St. Theodore was born in the East. He had just entered the Roman Army when the persecution of Christians was renewed by the Roman Emperors Galerius, Maximian, and Maximinas in the early 4th century. Confessing his obedience and faith in his Heavenly Commander, he was brought to trial before the authorities in Amasea (in modern day Turkey). He refused to deny Christ, and was given some time to reconsider because of his youth.
Inspired by zeal, St. Theodore went out and burned down the great Temple of Cybele, the goddess of Anatolia. For this he was burned at the stake and brought his tokens of spiritual weapons before Christ in Heaven.

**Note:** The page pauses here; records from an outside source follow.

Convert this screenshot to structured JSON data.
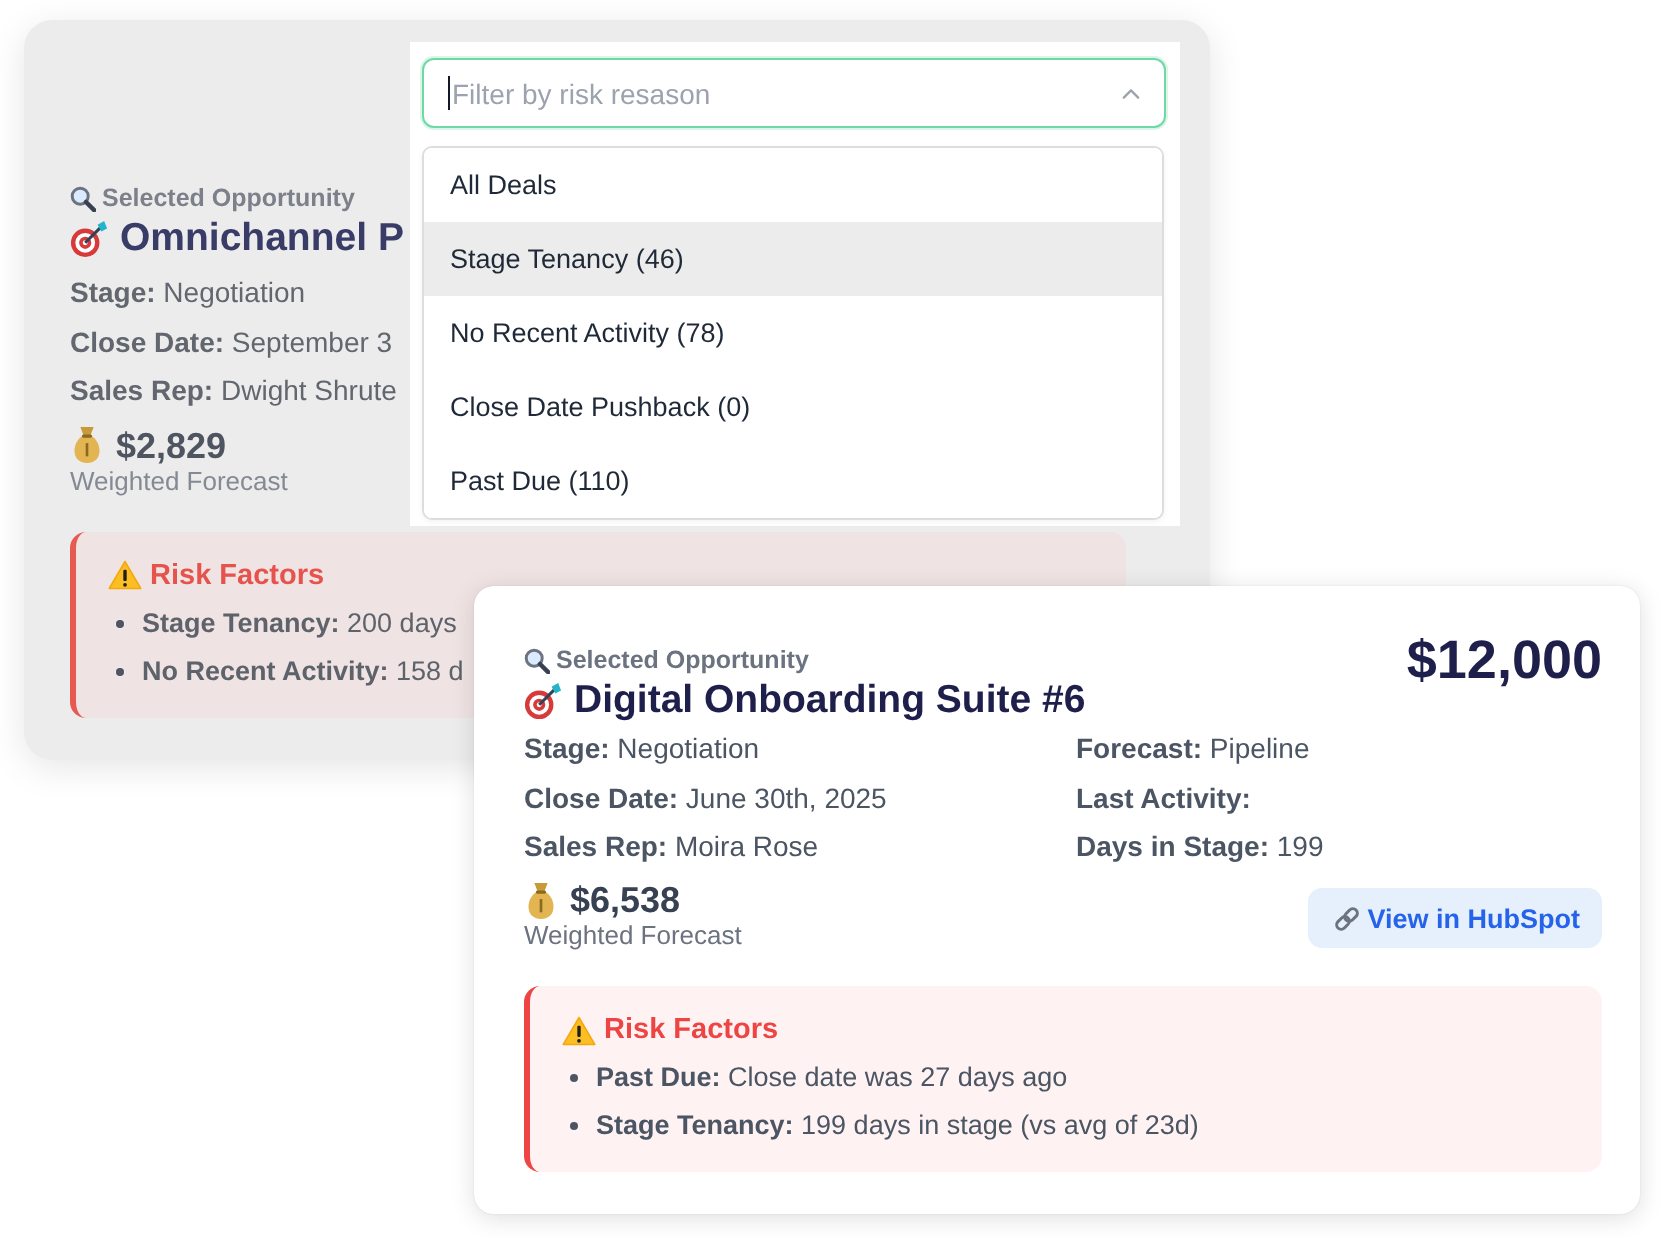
{
  "background_card": {
    "subtitle": "Selected Opportunity",
    "title": "Omnichannel P",
    "details": [
      {
        "label": "Stage:",
        "value": "Negotiation"
      },
      {
        "label": "Close Date:",
        "value": "September 3"
      },
      {
        "label": "Sales Rep:",
        "value": "Dwight Shrute"
      }
    ],
    "weighted_forecast": {
      "amount": "$2,829",
      "caption": "Weighted Forecast"
    },
    "risk_factors": {
      "title": "Risk Factors",
      "items": [
        {
          "label": "Stage Tenancy:",
          "text": "200 days"
        },
        {
          "label": "No Recent Activity:",
          "text": "158 d"
        }
      ]
    }
  },
  "filter_dropdown": {
    "placeholder": "Filter by risk resason",
    "focused": true,
    "expanded": true,
    "options": [
      {
        "label": "All Deals",
        "selected": false
      },
      {
        "label": "Stage Tenancy (46)",
        "selected": true
      },
      {
        "label": "No Recent Activity (78)",
        "selected": false
      },
      {
        "label": "Close Date Pushback (0)",
        "selected": false
      },
      {
        "label": "Past Due (110)",
        "selected": false
      }
    ]
  },
  "opportunity_card": {
    "subtitle": "Selected Opportunity",
    "title": "Digital Onboarding Suite #6",
    "amount": "$12,000",
    "details": [
      {
        "label": "Stage:",
        "value": "Negotiation"
      },
      {
        "label": "Forecast:",
        "value": "Pipeline"
      },
      {
        "label": "Close Date:",
        "value": "June 30th, 2025"
      },
      {
        "label": "Last Activity:"
      },
      {
        "label": "Sales Rep:",
        "value": "Moira Rose"
      },
      {
        "label": "Days in Stage:",
        "value": "199"
      }
    ],
    "weighted_forecast": {
      "amount": "$6,538",
      "caption": "Weighted Forecast"
    },
    "link_button": "View in HubSpot",
    "risk_factors": {
      "title": "Risk Factors",
      "items": [
        {
          "label": "Past Due:",
          "text": "Close date was 27 days ago"
        },
        {
          "label": "Stage Tenancy:",
          "text": "199 days in stage (vs avg of 23d)"
        }
      ]
    }
  }
}
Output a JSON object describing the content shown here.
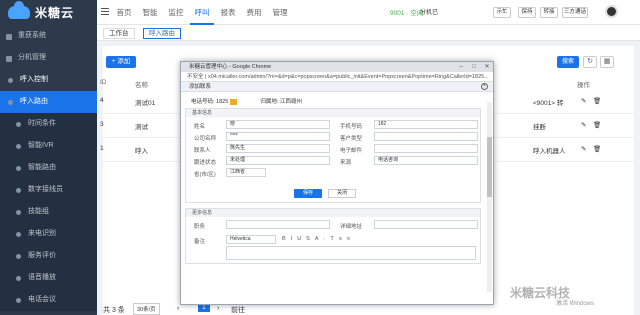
{
  "app": {
    "logo": "米糖云"
  },
  "topnav": [
    "首页",
    "智能",
    "监控",
    "呼叫",
    "报表",
    "费用",
    "管理"
  ],
  "topbar": {
    "status": "9001 · 空闲",
    "ext": "分机已 ",
    "buttons": [
      "示忙",
      "保持",
      "转接",
      "三方通话"
    ]
  },
  "sidebar": [
    {
      "label": "重获系统",
      "kind": "group"
    },
    {
      "label": "分机管理",
      "kind": "group"
    },
    {
      "label": "呼入控制",
      "kind": "parent"
    },
    {
      "label": "呼入路由",
      "kind": "active"
    },
    {
      "label": "时间条件",
      "kind": "sub"
    },
    {
      "label": "智能IVR",
      "kind": "sub"
    },
    {
      "label": "智能路由",
      "kind": "sub"
    },
    {
      "label": "数字接线员",
      "kind": "sub"
    },
    {
      "label": "技能组",
      "kind": "sub"
    },
    {
      "label": "来电识别",
      "kind": "sub"
    },
    {
      "label": "服务评价",
      "kind": "sub"
    },
    {
      "label": "语音播放",
      "kind": "sub"
    },
    {
      "label": "电话会议",
      "kind": "sub"
    }
  ],
  "tabs": [
    "工作台",
    "呼入路由"
  ],
  "toolbar": {
    "add": "+ 添加",
    "search": "搜索"
  },
  "table": {
    "headers": [
      "ID",
      "名称",
      "操作"
    ],
    "rows": [
      {
        "id": "4",
        "name": "测试01",
        "target": "<9001> 转"
      },
      {
        "id": "3",
        "name": "测试",
        "target": "挂断"
      },
      {
        "id": "1",
        "name": "呼入",
        "target": "呼入机器人"
      }
    ]
  },
  "pager": {
    "total": "共 3 条",
    "pagesize": "30条/页",
    "page": "1",
    "goto": "前往"
  },
  "browser": {
    "title": "米糖云管理中心 - Google Chrome",
    "url": "不安全 | x04.micaller.com/admin/?m=&d=p&c=popscreen&a=public_init&Event=Popscreen&Poptime=Ring&CallerId=1825..."
  },
  "modal": {
    "title": "添加联系",
    "phone_label": "电话号码:",
    "phone_value": "1825",
    "location_label": "归属地:",
    "location_value": "江西赣州",
    "sec1": "基本信息",
    "fields": {
      "name": "姓名",
      "name_val": "晓",
      "mobile": "手机号码",
      "mobile_val": "182",
      "company": "公司名称",
      "company_val": "****",
      "client_type": "客户类型",
      "contact": "联系人",
      "contact_val": "熊先生",
      "email": "电子邮件",
      "followup": "跟进状态",
      "followup_val": "未处理",
      "source": "来源",
      "source_val": "电话咨询",
      "province": "省(市/区)",
      "province_val": "江西省"
    },
    "save": "保存",
    "close": "关闭",
    "sec2": "更多信息",
    "more": {
      "qq": "职务",
      "address": "详细地址",
      "remark": "备注",
      "font": "Helvetica"
    }
  },
  "overlay": {
    "watermark": "米糖云科技",
    "activate": "激活 Windows"
  },
  "colors": {
    "accent": "#1a73e8",
    "sidebar": "#2d3a4b"
  }
}
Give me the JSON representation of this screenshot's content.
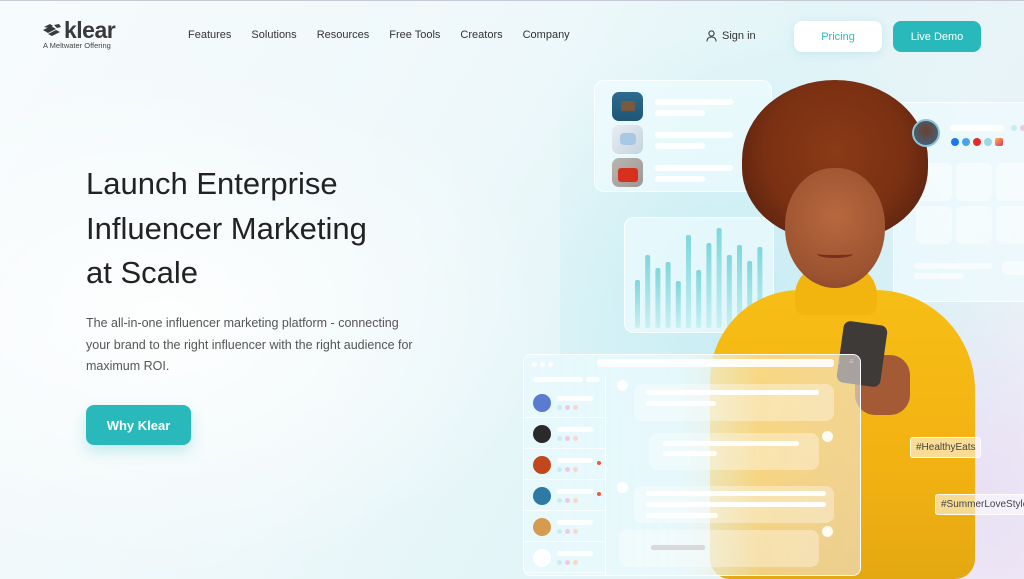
{
  "brand": {
    "name": "klear",
    "tagline": "A Meltwater Offering",
    "accent": "#29b9ba"
  },
  "nav": {
    "items": [
      {
        "label": "Features"
      },
      {
        "label": "Solutions"
      },
      {
        "label": "Resources"
      },
      {
        "label": "Free Tools"
      },
      {
        "label": "Creators"
      },
      {
        "label": "Company"
      }
    ],
    "signin_label": "Sign in",
    "pricing_label": "Pricing",
    "demo_label": "Live Demo"
  },
  "hero": {
    "title_lines": [
      "Launch Enterprise",
      "Influencer Marketing",
      "at Scale"
    ],
    "description": "The all-in-one influencer marketing platform - connecting your brand to the right influencer with the right audience for maximum ROI.",
    "cta_label": "Why Klear"
  },
  "visual": {
    "products_card": {
      "items": [
        {
          "icon": "briefcase-bag"
        },
        {
          "icon": "blue-handbag"
        },
        {
          "icon": "red-handbag"
        }
      ]
    },
    "bar_chart": {
      "relative_heights": [
        0.48,
        0.73,
        0.6,
        0.66,
        0.47,
        0.93,
        0.58,
        0.85,
        1.0,
        0.73,
        0.83,
        0.67,
        0.81
      ]
    },
    "profile_card": {
      "social_icons": [
        "facebook-icon",
        "twitter-icon",
        "youtube-icon",
        "tiktok-icon",
        "instagram-icon"
      ]
    },
    "chat_window": {
      "contacts": 6,
      "unread_indicators": [
        false,
        false,
        true,
        true,
        false,
        false
      ]
    },
    "hashtags": [
      "#HealthyEats",
      "#SummerLoveStyle"
    ]
  }
}
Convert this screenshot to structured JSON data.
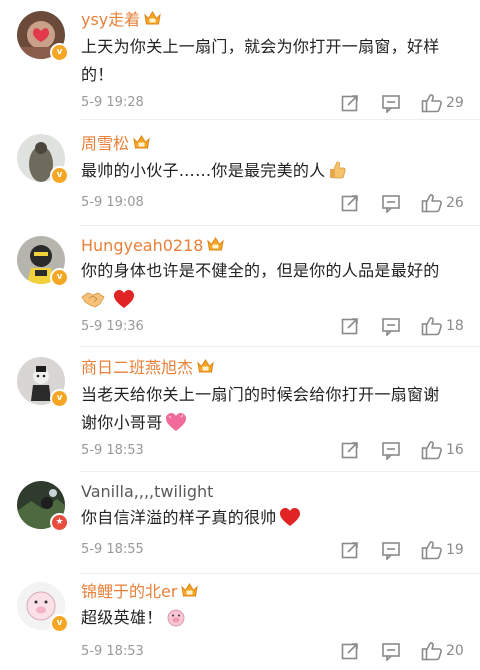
{
  "comments": [
    {
      "username": "ysy走着",
      "text": "上天为你关上一扇门，就会为你打开一扇窗，好样的！",
      "time": "5-9 19:28",
      "likes": "29"
    },
    {
      "username": "周雪松",
      "text": "最帅的小伙子……你是最完美的人",
      "time": "5-9 19:08",
      "likes": "26"
    },
    {
      "username": "Hungyeah0218",
      "text": "你的身体也许是不健全的，但是你的人品是最好的",
      "time": "5-9 19:36",
      "likes": "18"
    },
    {
      "username": "商日二班燕旭杰",
      "text": "当老天给你关上一扇门的时候会给你打开一扇窗谢谢你小哥哥",
      "time": "5-9 18:53",
      "likes": "16"
    },
    {
      "username": "Vanilla,,,,twilight",
      "text": "你自信洋溢的样子真的很帅",
      "time": "5-9 18:55",
      "likes": "19"
    },
    {
      "username": "锦鲤于的北er",
      "text": "超级英雄！",
      "time": "5-9 18:53",
      "likes": "20"
    }
  ],
  "colors": {
    "username": "#e8803a",
    "vip_badge": "#f5a623",
    "red_badge": "#e74c3c",
    "icons": "#8a8a8a"
  },
  "icons": {
    "share": "share-edit-icon",
    "reply": "comment-icon",
    "like": "thumbs-up-icon"
  }
}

It is told that during the reign of the Emperor Julian the Apostate (a.d. 361-363), fifty years after St. Theodore’s death, the governor of Constantinople was told during the first week of Great Lent to sprinkle all of the food in the marketplace with blood offered to idols, thus polluting it for Christians. St. Theodore appeared to the Archbishop of Constantinople and warned him, asking that Christians boil wheat with honey instead. This commemoration is held the first Saturday in every Great Lent.